**Task to complete:** All lines that hold the string "Bodrum" should be copied. Find them in the listing below.

+++ Source records +++

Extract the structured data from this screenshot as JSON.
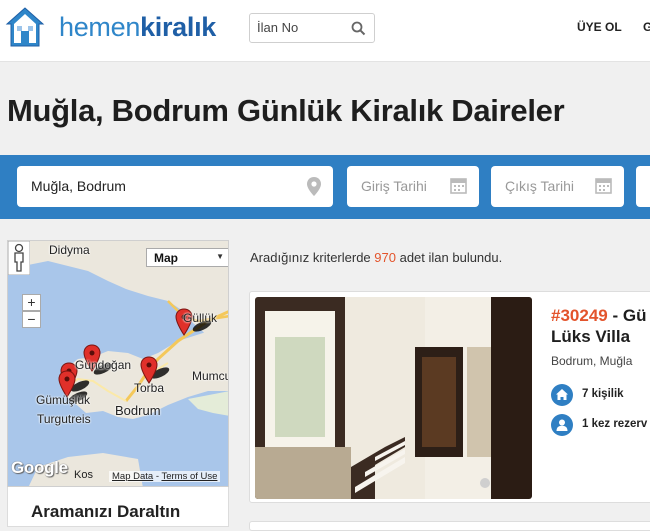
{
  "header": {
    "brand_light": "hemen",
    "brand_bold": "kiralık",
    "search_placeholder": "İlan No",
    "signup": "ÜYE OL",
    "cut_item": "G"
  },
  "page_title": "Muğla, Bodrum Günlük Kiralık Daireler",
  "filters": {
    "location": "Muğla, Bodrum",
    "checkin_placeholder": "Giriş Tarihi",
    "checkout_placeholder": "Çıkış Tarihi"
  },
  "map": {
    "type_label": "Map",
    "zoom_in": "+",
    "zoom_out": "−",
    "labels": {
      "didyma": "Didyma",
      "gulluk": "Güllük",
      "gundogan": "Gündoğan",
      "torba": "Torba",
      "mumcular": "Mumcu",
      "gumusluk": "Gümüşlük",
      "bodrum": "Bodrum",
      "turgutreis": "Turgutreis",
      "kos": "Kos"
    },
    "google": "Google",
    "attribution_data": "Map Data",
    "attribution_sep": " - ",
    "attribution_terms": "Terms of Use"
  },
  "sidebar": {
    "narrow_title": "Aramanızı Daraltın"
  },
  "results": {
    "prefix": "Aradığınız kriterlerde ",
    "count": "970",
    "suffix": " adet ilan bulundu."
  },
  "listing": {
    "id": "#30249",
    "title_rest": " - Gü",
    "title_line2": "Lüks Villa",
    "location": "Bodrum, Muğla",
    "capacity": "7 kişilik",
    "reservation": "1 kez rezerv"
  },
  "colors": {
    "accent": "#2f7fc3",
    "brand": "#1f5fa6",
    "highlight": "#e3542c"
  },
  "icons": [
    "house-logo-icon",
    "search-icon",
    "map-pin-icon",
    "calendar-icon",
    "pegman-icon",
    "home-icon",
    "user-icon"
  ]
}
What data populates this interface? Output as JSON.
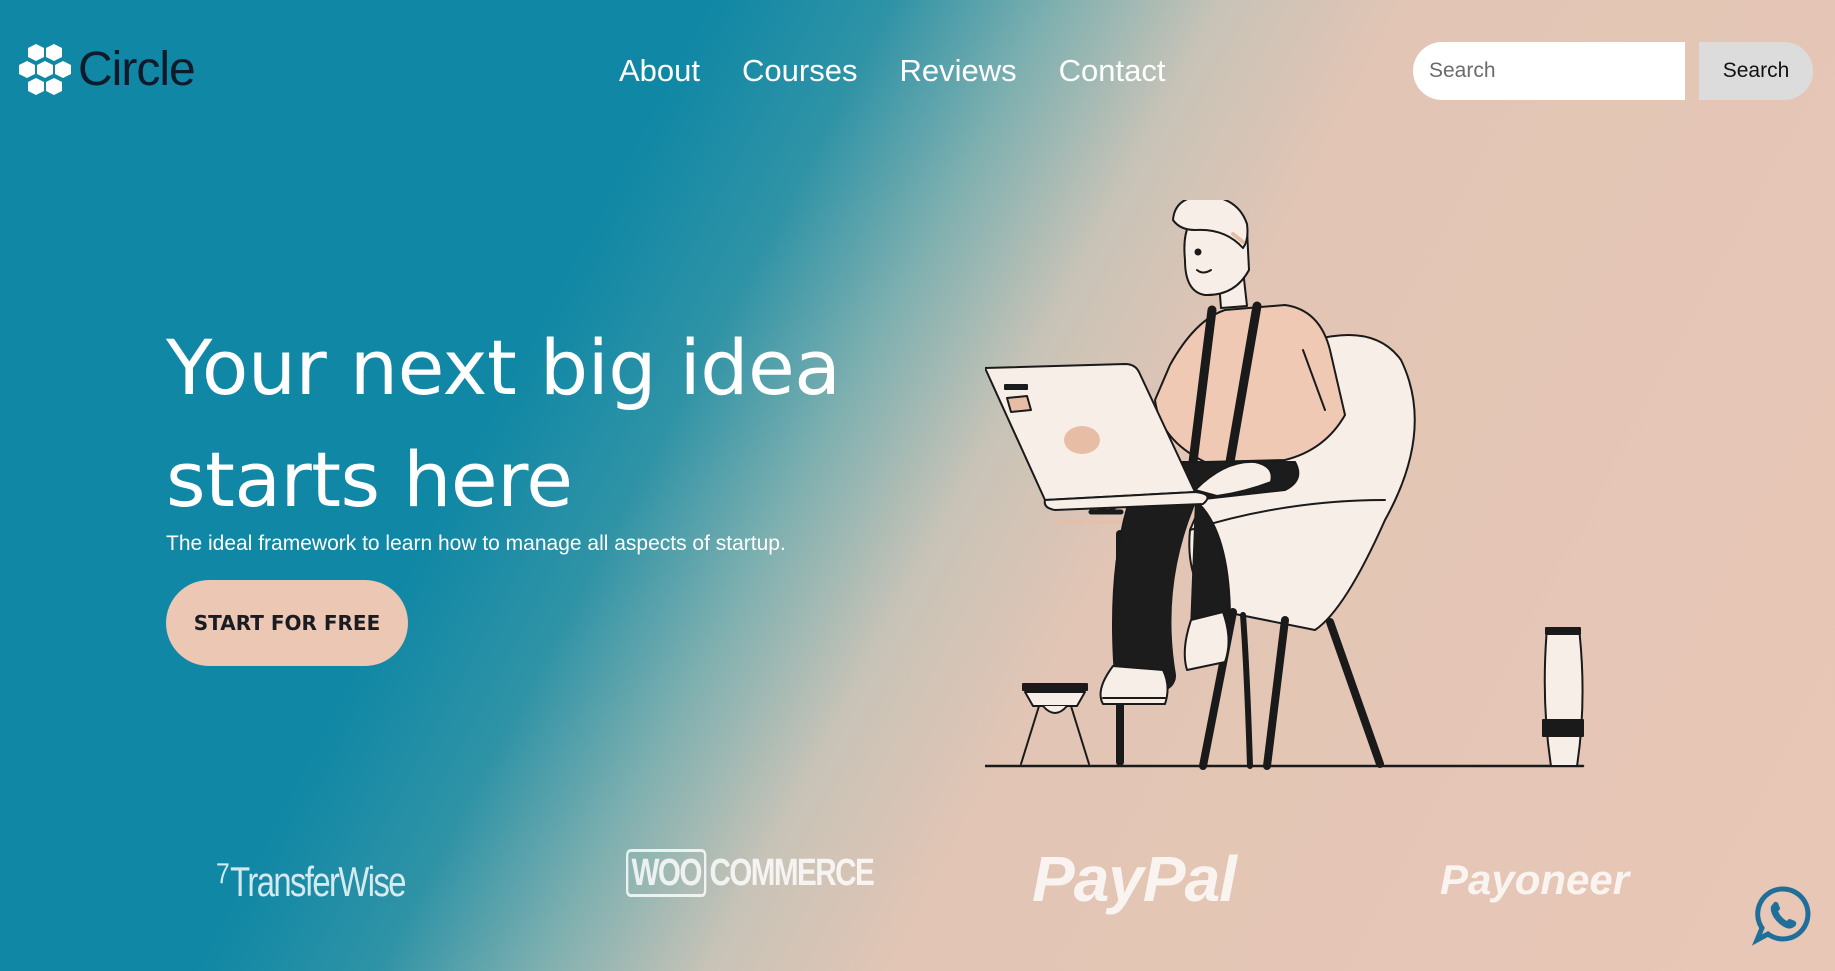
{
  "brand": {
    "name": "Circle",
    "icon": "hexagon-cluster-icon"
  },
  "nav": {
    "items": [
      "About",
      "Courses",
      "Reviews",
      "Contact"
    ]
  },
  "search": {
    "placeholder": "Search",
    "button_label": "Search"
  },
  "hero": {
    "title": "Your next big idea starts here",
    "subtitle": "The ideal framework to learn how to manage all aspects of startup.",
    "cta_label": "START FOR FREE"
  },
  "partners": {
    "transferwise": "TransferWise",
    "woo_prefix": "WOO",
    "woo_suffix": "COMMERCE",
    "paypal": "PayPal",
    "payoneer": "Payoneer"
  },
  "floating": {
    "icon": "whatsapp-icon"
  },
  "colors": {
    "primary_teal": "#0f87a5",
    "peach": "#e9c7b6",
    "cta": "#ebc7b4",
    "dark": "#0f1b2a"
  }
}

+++
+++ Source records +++

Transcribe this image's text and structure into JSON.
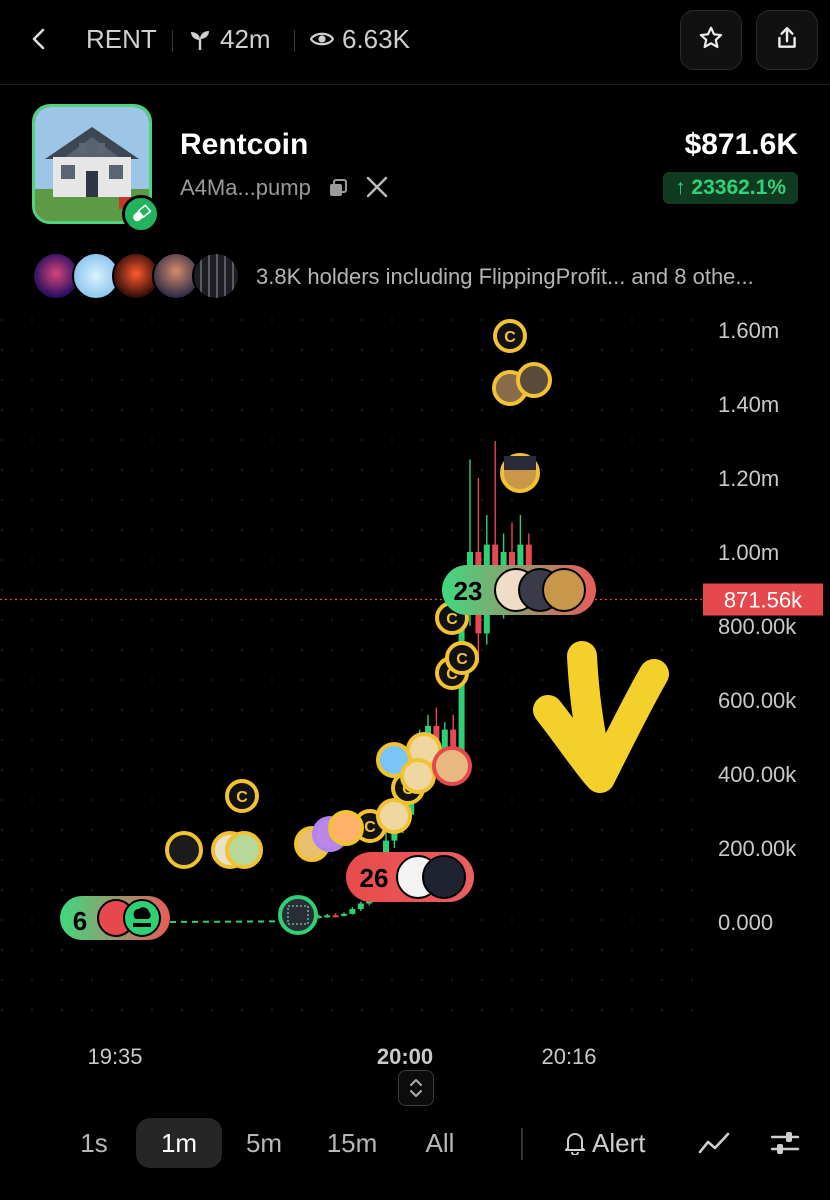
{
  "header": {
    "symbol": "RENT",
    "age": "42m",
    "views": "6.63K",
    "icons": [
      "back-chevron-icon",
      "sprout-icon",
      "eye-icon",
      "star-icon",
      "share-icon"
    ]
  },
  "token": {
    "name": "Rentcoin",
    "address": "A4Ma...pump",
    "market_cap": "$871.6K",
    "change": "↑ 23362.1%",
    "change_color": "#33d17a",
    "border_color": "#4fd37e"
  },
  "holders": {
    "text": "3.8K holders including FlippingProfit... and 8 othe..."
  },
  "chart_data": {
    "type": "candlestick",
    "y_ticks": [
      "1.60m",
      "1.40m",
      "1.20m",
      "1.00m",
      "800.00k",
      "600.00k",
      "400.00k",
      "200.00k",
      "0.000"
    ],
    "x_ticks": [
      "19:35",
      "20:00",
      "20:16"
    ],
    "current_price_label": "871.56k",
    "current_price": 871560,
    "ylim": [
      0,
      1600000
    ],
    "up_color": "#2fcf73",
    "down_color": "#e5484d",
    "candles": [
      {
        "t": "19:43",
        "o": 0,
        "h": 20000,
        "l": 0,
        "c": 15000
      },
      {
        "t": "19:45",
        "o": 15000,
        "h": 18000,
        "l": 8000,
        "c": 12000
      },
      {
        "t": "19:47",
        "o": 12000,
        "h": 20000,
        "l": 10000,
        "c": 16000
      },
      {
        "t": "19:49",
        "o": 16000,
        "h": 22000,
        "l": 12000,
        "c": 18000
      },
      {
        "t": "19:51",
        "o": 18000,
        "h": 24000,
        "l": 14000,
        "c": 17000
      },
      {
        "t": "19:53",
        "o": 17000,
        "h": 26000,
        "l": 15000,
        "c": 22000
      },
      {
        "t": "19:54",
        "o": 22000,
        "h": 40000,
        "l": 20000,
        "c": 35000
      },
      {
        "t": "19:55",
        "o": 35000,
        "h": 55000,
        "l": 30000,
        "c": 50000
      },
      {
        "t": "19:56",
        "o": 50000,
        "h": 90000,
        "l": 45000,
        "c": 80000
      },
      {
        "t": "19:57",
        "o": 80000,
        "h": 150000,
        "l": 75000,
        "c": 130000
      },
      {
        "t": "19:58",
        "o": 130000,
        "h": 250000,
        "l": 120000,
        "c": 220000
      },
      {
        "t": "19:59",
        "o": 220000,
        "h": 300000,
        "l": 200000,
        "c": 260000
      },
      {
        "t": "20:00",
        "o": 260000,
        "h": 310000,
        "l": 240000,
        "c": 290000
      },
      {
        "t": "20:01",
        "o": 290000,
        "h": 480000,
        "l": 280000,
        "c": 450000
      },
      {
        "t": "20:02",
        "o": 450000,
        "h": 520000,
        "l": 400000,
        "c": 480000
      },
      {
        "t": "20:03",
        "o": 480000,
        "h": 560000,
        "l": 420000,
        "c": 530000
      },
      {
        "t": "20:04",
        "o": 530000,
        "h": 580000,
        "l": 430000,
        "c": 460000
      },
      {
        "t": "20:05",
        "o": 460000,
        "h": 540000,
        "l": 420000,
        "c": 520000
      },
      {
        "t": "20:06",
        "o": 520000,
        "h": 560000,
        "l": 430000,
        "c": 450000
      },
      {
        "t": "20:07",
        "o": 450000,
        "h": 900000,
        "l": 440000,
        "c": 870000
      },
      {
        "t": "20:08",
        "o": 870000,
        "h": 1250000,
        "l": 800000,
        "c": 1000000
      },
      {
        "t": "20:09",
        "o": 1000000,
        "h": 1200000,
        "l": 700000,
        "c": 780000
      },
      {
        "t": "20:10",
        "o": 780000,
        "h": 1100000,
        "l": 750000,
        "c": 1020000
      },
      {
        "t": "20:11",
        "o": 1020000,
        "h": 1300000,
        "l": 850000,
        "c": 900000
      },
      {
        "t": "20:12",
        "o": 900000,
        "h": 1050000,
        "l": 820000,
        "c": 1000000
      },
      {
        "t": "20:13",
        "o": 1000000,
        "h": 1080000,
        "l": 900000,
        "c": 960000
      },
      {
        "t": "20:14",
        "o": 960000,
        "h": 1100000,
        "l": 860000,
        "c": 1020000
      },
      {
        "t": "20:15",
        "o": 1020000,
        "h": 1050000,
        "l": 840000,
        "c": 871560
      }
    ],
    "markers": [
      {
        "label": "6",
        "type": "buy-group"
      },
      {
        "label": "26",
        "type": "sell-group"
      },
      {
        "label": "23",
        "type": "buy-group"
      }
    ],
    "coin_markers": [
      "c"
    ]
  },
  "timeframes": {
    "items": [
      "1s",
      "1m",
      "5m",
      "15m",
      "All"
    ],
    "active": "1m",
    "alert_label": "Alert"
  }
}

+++

**Task solution:**
  "page_title": "Muğla, Bodrum Günlük Kiralık Daireler",
    "location": "Muğla, Bodrum",
      "bodrum": "Bodrum",
    "location": "Bodrum, Muğla",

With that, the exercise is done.